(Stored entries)
=== Section Start ===

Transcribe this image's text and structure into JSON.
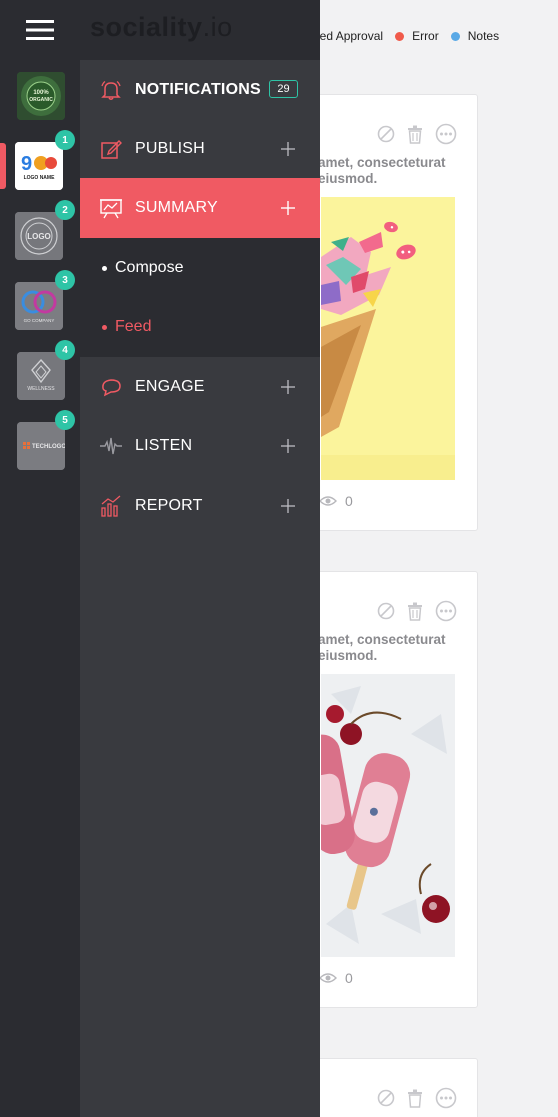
{
  "brand": {
    "name": "sociality",
    "suffix": ".io"
  },
  "legend": [
    {
      "label": "eed Approval",
      "color": "#f0b23a"
    },
    {
      "label": "Error",
      "color": "#f05a4a"
    },
    {
      "label": "Notes",
      "color": "#5aa9e6"
    }
  ],
  "accounts": [
    {
      "name": "100% ORGANIC",
      "badge": ""
    },
    {
      "name": "LOGO NAME",
      "badge": "1"
    },
    {
      "name": "LOGO",
      "badge": "2"
    },
    {
      "name": "GO COMPANY",
      "badge": "3"
    },
    {
      "name": "WELLNESS",
      "badge": "4"
    },
    {
      "name": "TECHLOGO",
      "badge": "5"
    }
  ],
  "menu": {
    "notifications": {
      "label": "NOTIFICATIONS",
      "count": "29"
    },
    "publish": {
      "label": "PUBLISH"
    },
    "summary": {
      "label": "SUMMARY"
    },
    "sub_compose": {
      "label": "Compose"
    },
    "sub_feed": {
      "label": "Feed"
    },
    "engage": {
      "label": "ENGAGE"
    },
    "listen": {
      "label": "LISTEN"
    },
    "report": {
      "label": "REPORT"
    }
  },
  "cards": [
    {
      "caption_line1": "amet, consecteturat",
      "caption_line2": "eiusmod.",
      "views": "0",
      "image": "ice cream cone with confetti"
    },
    {
      "caption_line1": "amet, consecteturat",
      "caption_line2": "eiusmod.",
      "views": "0",
      "image": "berry popsicles on ice"
    }
  ],
  "colors": {
    "accent": "#f05a63",
    "badge": "#2ec4a6",
    "rail": "#2b2c31",
    "menu": "#393a3f"
  }
}
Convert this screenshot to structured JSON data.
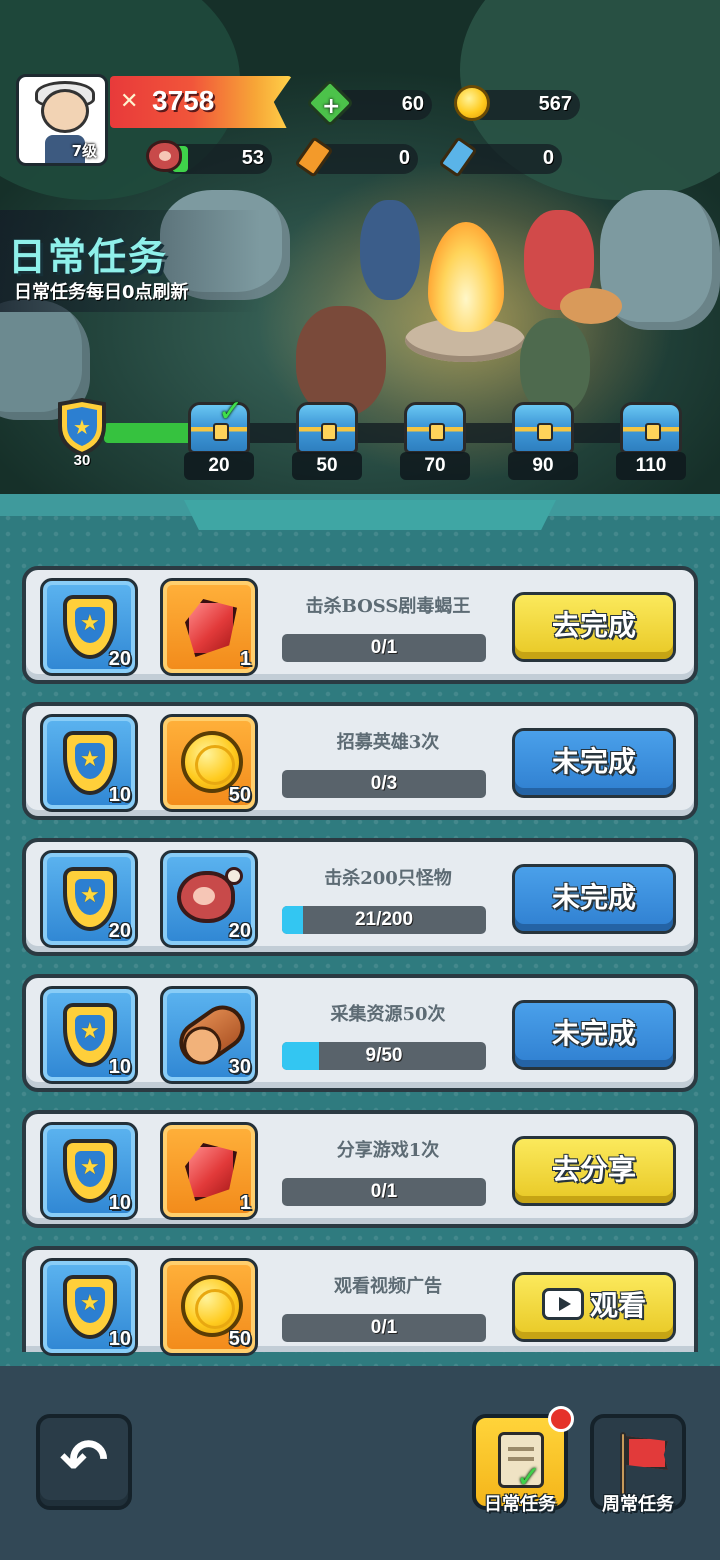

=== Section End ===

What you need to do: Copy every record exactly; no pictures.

Response to the task:
Transcribe this image's text and structure into JSON.
{
  "brand": {
    "name": "sociality",
    "suffix": ".io"
  },
  "legend": [
    {
      "label": "eed Approval",
      "color": "#f0b23a"
    },
    {
      "label": "Error",
      "color": "#f05a4a"
    },
    {
      "label": "Notes",
      "color": "#5aa9e6"
    }
  ],
  "accounts": [
    {
      "name": "100% ORGANIC",
      "badge": ""
    },
    {
      "name": "LOGO NAME",
      "badge": "1"
    },
    {
      "name": "LOGO",
      "badge": "2"
    },
    {
      "name": "GO COMPANY",
      "badge": "3"
    },
    {
      "name": "WELLNESS",
      "badge": "4"
    },
    {
      "name": "TECHLOGO",
      "badge": "5"
    }
  ],
  "menu": {
    "notifications": {
      "label": "NOTIFICATIONS",
      "count": "29"
    },
    "publish": {
      "label": "PUBLISH"
    },
    "summary": {
      "label": "SUMMARY"
    },
    "sub_compose": {
      "label": "Compose"
    },
    "sub_feed": {
      "label": "Feed"
    },
    "engage": {
      "label": "ENGAGE"
    },
    "listen": {
      "label": "LISTEN"
    },
    "report": {
      "label": "REPORT"
    }
  },
  "cards": [
    {
      "caption_line1": "amet, consecteturat",
      "caption_line2": "eiusmod.",
      "views": "0",
      "image": "ice cream cone with confetti"
    },
    {
      "caption_line1": "amet, consecteturat",
      "caption_line2": "eiusmod.",
      "views": "0",
      "image": "berry popsicles on ice"
    }
  ],
  "colors": {
    "accent": "#f05a63",
    "badge": "#2ec4a6",
    "rail": "#2b2c31",
    "menu": "#393a3f"
  }
}
Convert this screenshot to structured JSON data.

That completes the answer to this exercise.